(Records to process)

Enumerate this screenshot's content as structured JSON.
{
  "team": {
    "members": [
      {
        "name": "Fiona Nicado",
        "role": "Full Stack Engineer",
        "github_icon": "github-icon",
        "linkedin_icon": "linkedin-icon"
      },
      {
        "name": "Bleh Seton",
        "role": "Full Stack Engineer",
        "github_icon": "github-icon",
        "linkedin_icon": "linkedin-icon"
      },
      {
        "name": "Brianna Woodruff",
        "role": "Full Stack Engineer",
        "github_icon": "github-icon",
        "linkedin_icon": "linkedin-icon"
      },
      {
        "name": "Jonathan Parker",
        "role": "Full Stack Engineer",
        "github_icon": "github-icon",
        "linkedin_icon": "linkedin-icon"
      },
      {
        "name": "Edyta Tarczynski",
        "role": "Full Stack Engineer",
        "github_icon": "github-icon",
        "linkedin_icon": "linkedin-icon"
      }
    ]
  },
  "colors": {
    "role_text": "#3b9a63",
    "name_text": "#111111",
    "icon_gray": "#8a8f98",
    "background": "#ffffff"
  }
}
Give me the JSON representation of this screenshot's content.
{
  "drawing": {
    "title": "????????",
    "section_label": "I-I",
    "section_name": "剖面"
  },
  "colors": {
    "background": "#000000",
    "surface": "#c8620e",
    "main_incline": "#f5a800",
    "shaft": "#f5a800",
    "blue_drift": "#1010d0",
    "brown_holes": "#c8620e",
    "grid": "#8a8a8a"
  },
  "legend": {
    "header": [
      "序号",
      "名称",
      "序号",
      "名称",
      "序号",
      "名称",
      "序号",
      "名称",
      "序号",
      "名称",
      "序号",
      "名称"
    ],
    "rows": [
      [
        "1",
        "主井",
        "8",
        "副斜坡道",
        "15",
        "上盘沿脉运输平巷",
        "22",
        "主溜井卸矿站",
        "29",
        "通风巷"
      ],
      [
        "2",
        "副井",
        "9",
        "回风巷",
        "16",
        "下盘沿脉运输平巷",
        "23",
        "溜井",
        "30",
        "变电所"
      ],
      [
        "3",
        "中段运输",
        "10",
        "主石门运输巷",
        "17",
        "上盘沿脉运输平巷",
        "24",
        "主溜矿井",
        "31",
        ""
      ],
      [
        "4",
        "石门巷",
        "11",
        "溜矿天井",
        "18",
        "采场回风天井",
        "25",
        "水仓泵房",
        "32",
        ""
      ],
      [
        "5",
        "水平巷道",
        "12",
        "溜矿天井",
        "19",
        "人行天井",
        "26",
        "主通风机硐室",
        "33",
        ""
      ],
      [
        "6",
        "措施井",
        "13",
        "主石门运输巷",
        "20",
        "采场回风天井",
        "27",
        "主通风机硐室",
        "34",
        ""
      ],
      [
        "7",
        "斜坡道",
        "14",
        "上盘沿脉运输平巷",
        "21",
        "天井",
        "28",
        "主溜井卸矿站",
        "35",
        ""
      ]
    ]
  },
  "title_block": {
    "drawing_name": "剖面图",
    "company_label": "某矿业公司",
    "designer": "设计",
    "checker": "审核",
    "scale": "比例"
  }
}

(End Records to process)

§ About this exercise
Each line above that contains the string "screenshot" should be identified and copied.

§ Solution to this problem
Enumerate this screenshot's content as structured JSON.
Give me the JSON representation of this screenshot's content.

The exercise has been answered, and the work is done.